Work instructions: Give every entry again, word for word.

(Page and application data records)
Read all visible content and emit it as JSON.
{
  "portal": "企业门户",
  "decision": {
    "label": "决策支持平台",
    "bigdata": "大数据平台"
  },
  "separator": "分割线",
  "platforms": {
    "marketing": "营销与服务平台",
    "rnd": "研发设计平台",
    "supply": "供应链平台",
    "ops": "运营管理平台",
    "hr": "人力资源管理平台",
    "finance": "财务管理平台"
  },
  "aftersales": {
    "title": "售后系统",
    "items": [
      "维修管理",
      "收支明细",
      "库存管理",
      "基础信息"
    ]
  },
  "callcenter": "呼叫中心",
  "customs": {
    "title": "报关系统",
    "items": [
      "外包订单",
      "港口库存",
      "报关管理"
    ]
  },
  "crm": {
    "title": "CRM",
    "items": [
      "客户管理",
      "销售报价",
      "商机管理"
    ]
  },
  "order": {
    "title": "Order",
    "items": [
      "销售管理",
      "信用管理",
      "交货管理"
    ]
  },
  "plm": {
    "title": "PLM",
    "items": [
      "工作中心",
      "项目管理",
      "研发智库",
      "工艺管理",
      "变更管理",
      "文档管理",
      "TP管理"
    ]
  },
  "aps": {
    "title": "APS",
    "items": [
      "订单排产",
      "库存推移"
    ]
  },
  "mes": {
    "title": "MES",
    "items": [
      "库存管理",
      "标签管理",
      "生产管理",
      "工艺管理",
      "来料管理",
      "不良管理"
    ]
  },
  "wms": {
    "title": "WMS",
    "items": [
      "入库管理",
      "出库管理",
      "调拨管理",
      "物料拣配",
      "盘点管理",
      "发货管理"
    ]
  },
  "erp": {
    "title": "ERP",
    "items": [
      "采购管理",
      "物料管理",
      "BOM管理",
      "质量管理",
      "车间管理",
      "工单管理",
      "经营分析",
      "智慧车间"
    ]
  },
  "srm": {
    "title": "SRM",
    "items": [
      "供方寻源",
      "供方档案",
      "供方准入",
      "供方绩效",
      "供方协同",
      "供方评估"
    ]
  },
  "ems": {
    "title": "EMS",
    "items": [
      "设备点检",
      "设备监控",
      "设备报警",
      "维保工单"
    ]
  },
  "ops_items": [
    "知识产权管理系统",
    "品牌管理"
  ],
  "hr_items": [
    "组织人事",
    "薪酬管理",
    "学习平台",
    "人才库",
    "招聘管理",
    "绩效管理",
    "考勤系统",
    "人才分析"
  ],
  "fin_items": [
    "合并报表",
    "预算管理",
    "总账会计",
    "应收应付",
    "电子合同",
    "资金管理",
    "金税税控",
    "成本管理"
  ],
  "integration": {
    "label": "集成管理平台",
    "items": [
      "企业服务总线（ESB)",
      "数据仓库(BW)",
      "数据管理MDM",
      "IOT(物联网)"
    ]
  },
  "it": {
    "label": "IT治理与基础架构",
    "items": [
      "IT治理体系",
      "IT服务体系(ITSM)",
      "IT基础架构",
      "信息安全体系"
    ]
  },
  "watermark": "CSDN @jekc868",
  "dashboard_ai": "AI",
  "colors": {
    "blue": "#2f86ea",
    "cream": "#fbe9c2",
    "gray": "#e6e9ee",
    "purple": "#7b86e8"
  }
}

Result below:
Read all visible content and emit it as JSON.
{
  "portal": "企业门户",
  "decision": {
    "label": "决策支持平台",
    "bigdata": "大数据平台"
  },
  "separator": "分割线",
  "platforms": {
    "marketing": "营销与服务平台",
    "rnd": "研发设计平台",
    "supply": "供应链平台",
    "ops": "运营管理平台",
    "hr": "人力资源管理平台",
    "finance": "财务管理平台"
  },
  "aftersales": {
    "title": "售后系统",
    "items": [
      "维修管理",
      "收支明细",
      "库存管理",
      "基础信息"
    ]
  },
  "callcenter": "呼叫中心",
  "customs": {
    "title": "报关系统",
    "items": [
      "外包订单",
      "港口库存",
      "报关管理"
    ]
  },
  "crm": {
    "title": "CRM",
    "items": [
      "客户管理",
      "销售报价",
      "商机管理"
    ]
  },
  "order": {
    "title": "Order",
    "items": [
      "销售管理",
      "信用管理",
      "交货管理"
    ]
  },
  "plm": {
    "title": "PLM",
    "items": [
      "工作中心",
      "项目管理",
      "研发智库",
      "工艺管理",
      "变更管理",
      "文档管理",
      "TP管理"
    ]
  },
  "aps": {
    "title": "APS",
    "items": [
      "订单排产",
      "库存推移"
    ]
  },
  "mes": {
    "title": "MES",
    "items": [
      "库存管理",
      "标签管理",
      "生产管理",
      "工艺管理",
      "来料管理",
      "不良管理"
    ]
  },
  "wms": {
    "title": "WMS",
    "items": [
      "入库管理",
      "出库管理",
      "调拨管理",
      "物料拣配",
      "盘点管理",
      "发货管理"
    ]
  },
  "erp": {
    "title": "ERP",
    "items": [
      "采购管理",
      "物料管理",
      "BOM管理",
      "质量管理",
      "车间管理",
      "工单管理",
      "经营分析",
      "智慧车间"
    ]
  },
  "srm": {
    "title": "SRM",
    "items": [
      "供方寻源",
      "供方档案",
      "供方准入",
      "供方绩效",
      "供方协同",
      "供方评估"
    ]
  },
  "ems": {
    "title": "EMS",
    "items": [
      "设备点检",
      "设备监控",
      "设备报警",
      "维保工单"
    ]
  },
  "ops_items": [
    "知识产权管理系统",
    "品牌管理"
  ],
  "hr_items": [
    "组织人事",
    "薪酬管理",
    "学习平台",
    "人才库",
    "招聘管理",
    "绩效管理",
    "考勤系统",
    "人才分析"
  ],
  "fin_items": [
    "合并报表",
    "预算管理",
    "总账会计",
    "应收应付",
    "电子合同",
    "资金管理",
    "金税税控",
    "成本管理"
  ],
  "integration": {
    "label": "集成管理平台",
    "items": [
      "企业服务总线（ESB)",
      "数据仓库(BW)",
      "数据管理MDM",
      "IOT(物联网)"
    ]
  },
  "it": {
    "label": "IT治理与基础架构",
    "items": [
      "IT治理体系",
      "IT服务体系(ITSM)",
      "IT基础架构",
      "信息安全体系"
    ]
  },
  "watermark": "CSDN @jekc868",
  "dashboard_ai": "AI",
  "colors": {
    "blue": "#2f86ea",
    "cream": "#fbe9c2",
    "gray": "#e6e9ee",
    "purple": "#7b86e8"
  }
}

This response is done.